The Committee on Publications of the First Church of Christ, Scientist, has recently offered us a commentary on Dr. Julius Silberger, Jr. ‘s article on Mary Baker Eddy, founder of the religion, which appeared in our December 1980 issue:
“One thing on which Mrs. Eddy’s admirers and critics agree is that she was a ‘remarkable’ woman. The fact that she founded a major American religious movement in an age and at an age when she might have been expected, in her own ironic words, to be a little old lady in a lace cap, justifies at least that much of a generalization.
“But remarkable people are more often than not complex. And when their lives are as long as Mrs. Eddy’s was (she lived from 1821 to 1910) they often change in remarkable ways, becoming virtually several different people in the course of their evolving experience. This makes it all the more necessary to avoid winding the threads of such a life onto the single spool of one’s own interests and assumptions.
“As a practicing psychiatrist, Dr. Silberger naturally tries to account for Mrs. Eddy’s life and motivation in terms of psychological factors of professional interest to him. Such a sketch expectably conveys the impression of a woman driven by personal and emotional needs against the background of nineteenth-century American social conditions. But it is important to remember that these conditions included strong religious influences—especially in rural New England where the Puritan spirit was still very much alive during Mrs. Eddy’s youth. The evidence bearing on her religious motivation is both plentiful and essential.

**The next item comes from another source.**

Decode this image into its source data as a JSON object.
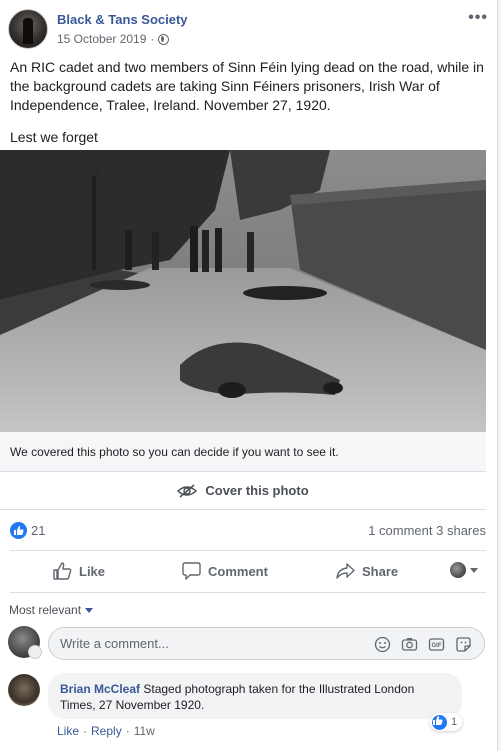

“One need not be a believer in her teaching or even in Christianity itself to see that realism in biography does not, cannot, exclude the religious dimension of human life. That was the attitude of the facile iconoclasm in biographical writing which flourished a half-century or more ago (the period, incidentally, when there first appeared the ‘debunking’ accounts of Mrs. Eddy’s life upon which later psychobiographers have drawn). But an interdisciplinary approach generally opts for some understanding of the fuller dimensions of the subject.
“With an insight into the human spirit born of his own experience as a survivor of Auschwitz, psychiatrist Viktor E. Frankl has written, ‘… humanity has demonstrated ad nauseam in recent years that it has instincts, drives. Today it appears more important to remind man that he has a spirit, that he is a spiritual being.’ Frankl is not speaking of preoccupation with religion in the conventional sense but of that profound concern with the meaning of life which is an irreducible part of the human spirit.
“Mrs. Eddy’s wrestlings with this question simply cannot be excluded from any meaningful account of her life and struggles. The problem of evil presented itself to her in girlhood in terms of the stark Calvinist doctrine of predestination, against which she rebelled with all the force of her youthful nature. It confronted her anew in the form of the loss and desolation that overshadowed her middle years. And through the whole first half of her life it pressed itself upon her intermittently in the physical sufferings and nervous debility to which she was so often subject. Decades of adversity forced her to consider the question in a way that far transcended the limits of her personal experience and broke radically with the conventional theology of the day.
“No less a psychologist than Gordon Allport has warned against the ‘error of the psychoanalytic theory of religion’ which locates ‘religious belief exclusively in the defensive functions of the ego. Mrs. Eddy’s real achievement was not to have made a personal ‘success’ of a life that for the first forty-five years brimmed over with disappointments. Rather, it was to have found in the Bible a transforming insight into the meaning of life that enabled her to develop a practical theology which grappled with the age-long problem of evil.
“Long before Auschwitz, acutely troubled souls had been asking, ‘Can God really be good—can there even be a God at all—when emptiness, agony, and human brutality are so often the human lot?’ The answer that Mrs. Eddy found in the life of Jesus Christ was that evil of every sort was no part of God’s creative will, no part of the true spiritual order of His universe, and that this truth understood could begin at once to lift the burden of evil from experience.
“However, she insisted that such an understanding could be incorporated into living only through radical Christian discipleship; it was, she held, a far cry from the exercise of will power, blind faith, or a manipulative mental technique. To the end of her days she counted herself (as she figuratively put it) a ‘willing disciple at the heavenly gate, waiting for the Mind of Christ.’ Her writings refer frankly to the intense struggles she went through in carrying out what she felt to be her mission, and nowhere did she claim to be humanly perfect or the equal of Jesus. Certainly it’s untrue to say that she expected not to die, whatever some of her overzealous followers may have hoped for.
“No more than the life of a Jonathan Edwards, a Mother Mary Seton, or a Martin Luther King, Jr., can Mrs. Eddy’s life be separated from the religious purpose that dominated it. Indeed, it is only by transcending their own purely personal concerns and involving themselves passionately with man’s quest for meaning that any such figures attain the status which history—sometimes reluctantly—grants them.”